    Betty comes closer to caricature. She’s played by Rabe as a world-class sourpuss, and though she’s in relatively little of the show, she stands out as the most obviously miserable character. There are even aspects of her fatal confrontation with Candy that suggest Betty herself started the fight that killed her. When Candy’s lawyer argues Candy attacked Betty in self-defense, viewers are primed to believe it.

    The pro-Candy stance is further supported by the depiction of Sherry Cleckler (Krysten Ritter), Candy’s endlessly supportive friend. In one pointed confrontation, she berates townspeople who are bad-mouthing Candy during the trial, and it feels like the show itself is rebuking anyone who would judge someone before a verdict comes down. It’s no spoiler to say that Montgomery was found not guilty all those decades ago, but unlike Candy, which allowed Betty’s ghost to comment disgustedly on this result, Love & Death just shows Candy crying with relief, then moving out of state.

    But even though it frames Betty as an irritating pill and Candy as a woman who was pushed to commit violence, Love & Death acknowledges Candy's flaws. Late in the series, there’s a gruesome depiction of Betty’s final moments that reminds us how much she suffered and suggests Candy crossed the line from self-defense to overkill. There are also frequent depictions of Candy being so absolutely normal that she lacks self knowledge. In early episodes, she psychs herself up for another busy day by singing along to pop songs, and later, when she’s driving to her lawyer’s office before turning herself into the police, she does the same thing. There’s something tragic about her use of the same radio-flavored pick-me-up, even when her life is falling apart. It’s also telling that after she's killed someone, she still needs a hypnotherapist to access her anger. She’s so good at being fine all the time that she requires professional intervention to understand herself.

    These are dark moral waters: Was Candy a good person whose buried emotions enabled a terrible moment? Was Betty a decent woman whose glass-half-empty outlook was uniquely positioned to unlock Candy’s horrible instincts? The show refuses to answer. There are no closing monologues from morally upright characters. There are no slow pans across a statue of Lady Justice. Really, there are no grand statements at all. There are just everyday people, tossed about by the inexplicable mysteries of human behavior.

    Love & Death premieres Thursday, April 27 on HBO Max. New episodes weekly through May 25. Join the discussion about the show in our forums.

    Mark Blankenship has been writing about arts and culture for twenty years, with bylines in The New York Times, Variety, Vulture, Fortune, and many others. You can hear him on the pop music podcast Mark and Sarah Talk About Songs.

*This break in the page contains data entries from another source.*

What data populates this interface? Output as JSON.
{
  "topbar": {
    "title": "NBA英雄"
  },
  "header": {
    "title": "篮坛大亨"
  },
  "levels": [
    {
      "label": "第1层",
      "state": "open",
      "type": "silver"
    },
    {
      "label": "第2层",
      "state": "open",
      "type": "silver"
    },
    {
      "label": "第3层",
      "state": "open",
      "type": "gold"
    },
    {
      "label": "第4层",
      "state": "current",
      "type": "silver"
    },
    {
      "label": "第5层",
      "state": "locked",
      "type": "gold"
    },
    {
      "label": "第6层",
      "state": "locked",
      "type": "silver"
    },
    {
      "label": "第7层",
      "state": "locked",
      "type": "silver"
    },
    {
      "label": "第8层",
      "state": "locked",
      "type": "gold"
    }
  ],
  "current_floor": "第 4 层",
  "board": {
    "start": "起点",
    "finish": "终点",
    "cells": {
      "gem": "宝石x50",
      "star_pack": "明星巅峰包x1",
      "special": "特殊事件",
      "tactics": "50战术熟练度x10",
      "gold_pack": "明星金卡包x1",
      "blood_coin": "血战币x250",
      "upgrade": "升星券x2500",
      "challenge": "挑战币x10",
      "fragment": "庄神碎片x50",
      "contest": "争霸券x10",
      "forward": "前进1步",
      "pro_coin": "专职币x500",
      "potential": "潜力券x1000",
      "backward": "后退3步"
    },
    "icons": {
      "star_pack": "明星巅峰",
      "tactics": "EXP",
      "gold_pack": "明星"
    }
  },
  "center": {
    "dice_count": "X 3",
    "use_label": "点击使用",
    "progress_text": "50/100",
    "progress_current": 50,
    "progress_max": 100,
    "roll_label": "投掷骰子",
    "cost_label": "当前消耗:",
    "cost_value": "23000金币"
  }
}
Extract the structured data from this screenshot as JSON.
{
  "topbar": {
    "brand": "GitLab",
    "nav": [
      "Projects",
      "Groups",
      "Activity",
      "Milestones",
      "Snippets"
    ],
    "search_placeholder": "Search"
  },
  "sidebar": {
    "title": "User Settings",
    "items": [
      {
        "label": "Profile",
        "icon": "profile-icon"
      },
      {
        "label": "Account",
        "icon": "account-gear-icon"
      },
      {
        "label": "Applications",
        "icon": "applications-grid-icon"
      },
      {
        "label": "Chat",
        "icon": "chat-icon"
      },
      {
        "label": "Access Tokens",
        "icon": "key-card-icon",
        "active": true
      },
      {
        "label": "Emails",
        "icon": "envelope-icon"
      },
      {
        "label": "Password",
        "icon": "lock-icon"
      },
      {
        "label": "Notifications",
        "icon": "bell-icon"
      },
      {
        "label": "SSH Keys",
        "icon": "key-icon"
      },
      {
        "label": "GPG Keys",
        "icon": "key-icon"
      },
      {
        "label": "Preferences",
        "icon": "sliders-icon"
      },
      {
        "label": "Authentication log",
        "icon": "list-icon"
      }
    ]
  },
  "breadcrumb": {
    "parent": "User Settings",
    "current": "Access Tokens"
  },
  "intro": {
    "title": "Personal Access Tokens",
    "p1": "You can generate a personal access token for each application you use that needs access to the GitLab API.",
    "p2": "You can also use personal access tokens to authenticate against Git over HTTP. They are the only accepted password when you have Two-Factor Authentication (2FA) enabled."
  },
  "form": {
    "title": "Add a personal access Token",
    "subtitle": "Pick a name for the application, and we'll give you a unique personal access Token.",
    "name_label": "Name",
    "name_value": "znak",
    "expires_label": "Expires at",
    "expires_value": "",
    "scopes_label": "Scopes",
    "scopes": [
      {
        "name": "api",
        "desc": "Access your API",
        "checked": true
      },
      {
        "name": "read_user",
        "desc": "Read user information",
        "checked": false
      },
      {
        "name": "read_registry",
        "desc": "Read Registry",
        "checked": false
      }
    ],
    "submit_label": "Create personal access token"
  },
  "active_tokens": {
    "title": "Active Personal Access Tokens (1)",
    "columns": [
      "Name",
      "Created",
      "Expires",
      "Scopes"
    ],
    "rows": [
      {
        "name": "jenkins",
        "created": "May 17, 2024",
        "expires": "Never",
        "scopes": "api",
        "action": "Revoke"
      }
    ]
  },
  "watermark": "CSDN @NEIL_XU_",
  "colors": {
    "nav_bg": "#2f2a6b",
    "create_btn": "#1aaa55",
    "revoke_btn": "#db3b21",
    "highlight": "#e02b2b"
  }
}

    TOPICS: Love and Death, HBO, David E. Kelley, Elizabeth Olsen, Jesse Plemons, Krysten Ritter, Patrick Fugit